Even if you’re not walking around office buildings and driving door to door, sales can be lonely, and having folks to share stories with can certainly help increase motivation.
Here are a few tactics that work for me, but I am always open to hearing more. Even if you’re not walking around office buildings and driving door to door, sales can be lonely, and having folks to share stories with can certainly help increase motivation (see tip 4).
Tactics for Success
- Schedule regular follow-up with prospects. If I make it an event on my Outlook calendar, then I am sure to not miss it.
- Follow up when you say you will. This helps build credibility over time and allows you to prove that you are a reliable resource to be trusted.

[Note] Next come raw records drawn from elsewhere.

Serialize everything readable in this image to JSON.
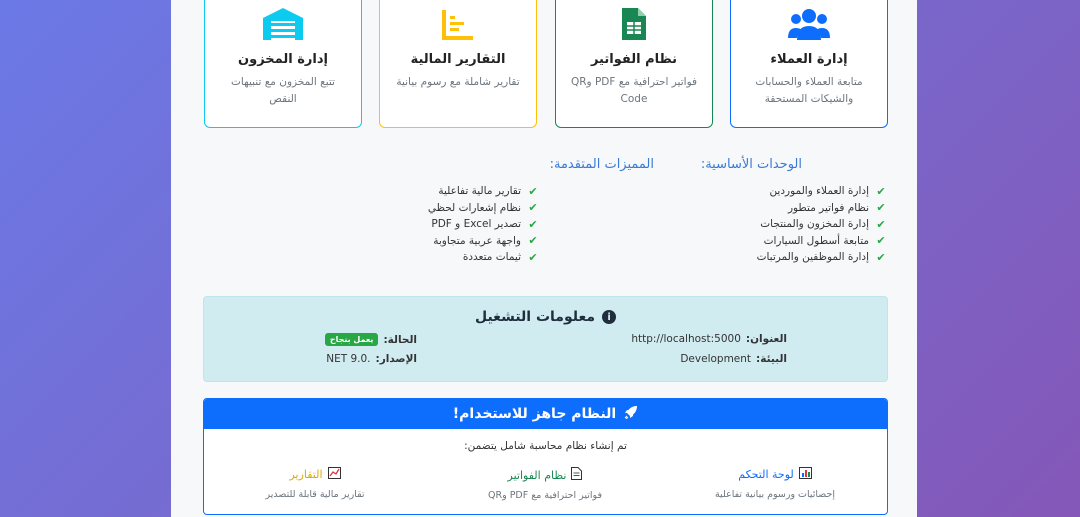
{
  "cards": [
    {
      "title": "إدارة العملاء",
      "desc": "متابعة العملاء والحسابات والشيكات المستحقة",
      "icon": "users-icon",
      "color": "#0d6efd"
    },
    {
      "title": "نظام الفواتير",
      "desc": "فواتير احترافية مع PDF وQR Code",
      "icon": "invoice-icon",
      "color": "#198754"
    },
    {
      "title": "التقارير المالية",
      "desc": "تقارير شاملة مع رسوم بيانية",
      "icon": "chart-icon",
      "color": "#ffc107"
    },
    {
      "title": "إدارة المخزون",
      "desc": "تتبع المخزون مع تنبيهات النقص",
      "icon": "warehouse-icon",
      "color": "#0dcaf0"
    }
  ],
  "modules": {
    "title": "الوحدات الأساسية:",
    "items": [
      "إدارة العملاء والموردين",
      "نظام فواتير متطور",
      "إدارة المخزون والمنتجات",
      "متابعة أسطول السيارات",
      "إدارة الموظفين والمرتبات"
    ]
  },
  "advanced": {
    "title": "المميزات المتقدمة:",
    "items": [
      "تقارير مالية تفاعلية",
      "نظام إشعارات لحظي",
      "تصدير Excel و PDF",
      "واجهة عربية متجاوبة",
      "ثيمات متعددة"
    ]
  },
  "runinfo": {
    "title": "معلومات التشغيل",
    "address_label": "العنوان:",
    "address": "http://localhost:5000",
    "status_label": "الحالة:",
    "status": "يعمل بنجاح",
    "env_label": "البيئة:",
    "env": "Development",
    "version_label": "الإصدار:",
    "version": ".NET 9.0"
  },
  "ready": {
    "title": "النظام جاهز للاستخدام!",
    "intro": "تم إنشاء نظام محاسبة شامل يتضمن:",
    "features": [
      {
        "title": "لوحة التحكم",
        "desc": "إحصائيات ورسوم بيانية تفاعلية",
        "icon": "dashboard-icon",
        "color": "#0d6efd"
      },
      {
        "title": "نظام الفواتير",
        "desc": "فواتير احترافية مع PDF وQR",
        "icon": "document-icon",
        "color": "#198754"
      },
      {
        "title": "التقارير",
        "desc": "تقارير مالية قابلة للتصدير",
        "icon": "report-icon",
        "color": "#e0a800"
      }
    ]
  }
}
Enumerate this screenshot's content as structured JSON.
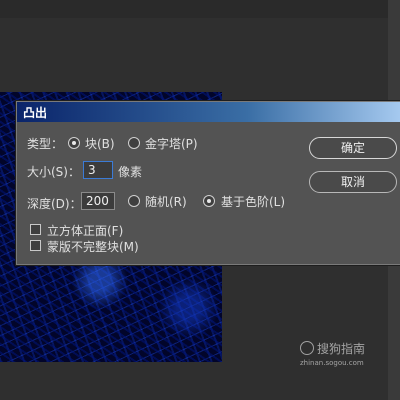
{
  "dialog": {
    "title": "凸出",
    "type_label": "类型：",
    "type_options": [
      {
        "label": "块(B)",
        "selected": true
      },
      {
        "label": "金字塔(P)",
        "selected": false
      }
    ],
    "size_label": "大小(S)：",
    "size_value": "3",
    "size_unit": "像素",
    "depth_label": "深度(D)：",
    "depth_value": "200",
    "depth_options": [
      {
        "label": "随机(R)",
        "selected": false
      },
      {
        "label": "基于色阶(L)",
        "selected": true
      }
    ],
    "checkboxes": [
      {
        "label": "立方体正面(F)",
        "checked": false
      },
      {
        "label": "蒙版不完整块(M)",
        "checked": false
      }
    ],
    "ok_label": "确定",
    "cancel_label": "取消"
  },
  "watermark": {
    "brand": "搜狗指南",
    "domain": "zhinan.sogou.com"
  }
}
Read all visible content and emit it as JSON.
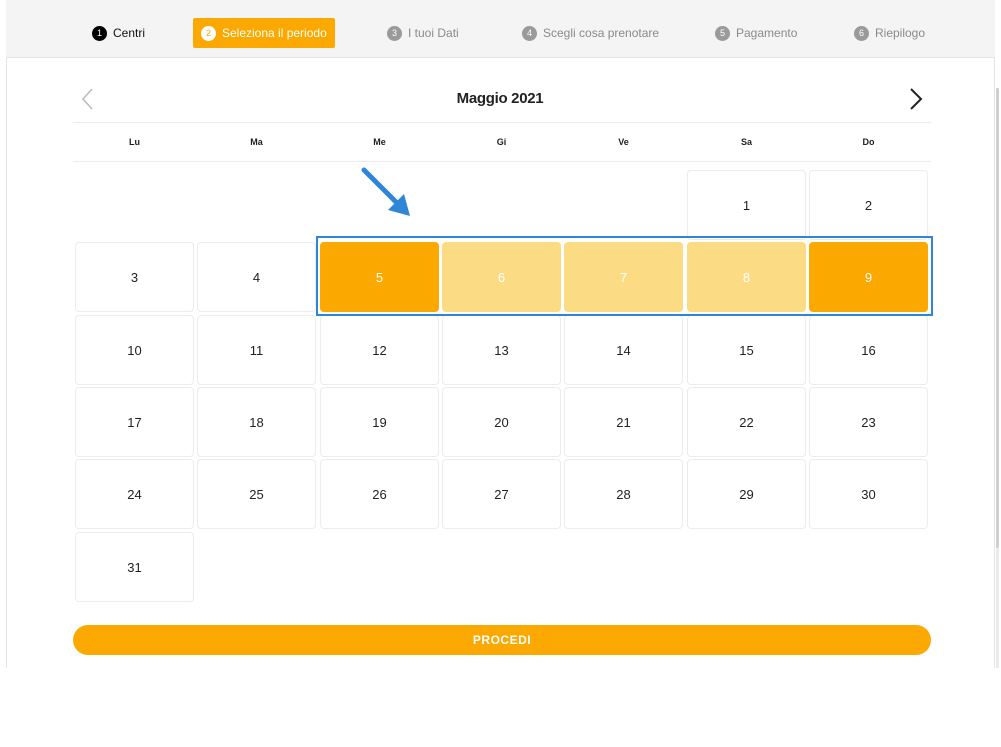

- Find and attend in-person industry events. This helps you get in front of potential prospects, gets you out of your office (or even your home office, where your only pal to talk to is your dog), and gives you something to talk about with prospects.
- Have a strong network of friends, family, and significant others who understand and support you and your work challenges. This is invaluable to keep motivation and connection levels high. Rejection and lack of response are part of the day-to-day experience in sales, but having strong connections makes dealing with them a bit easier.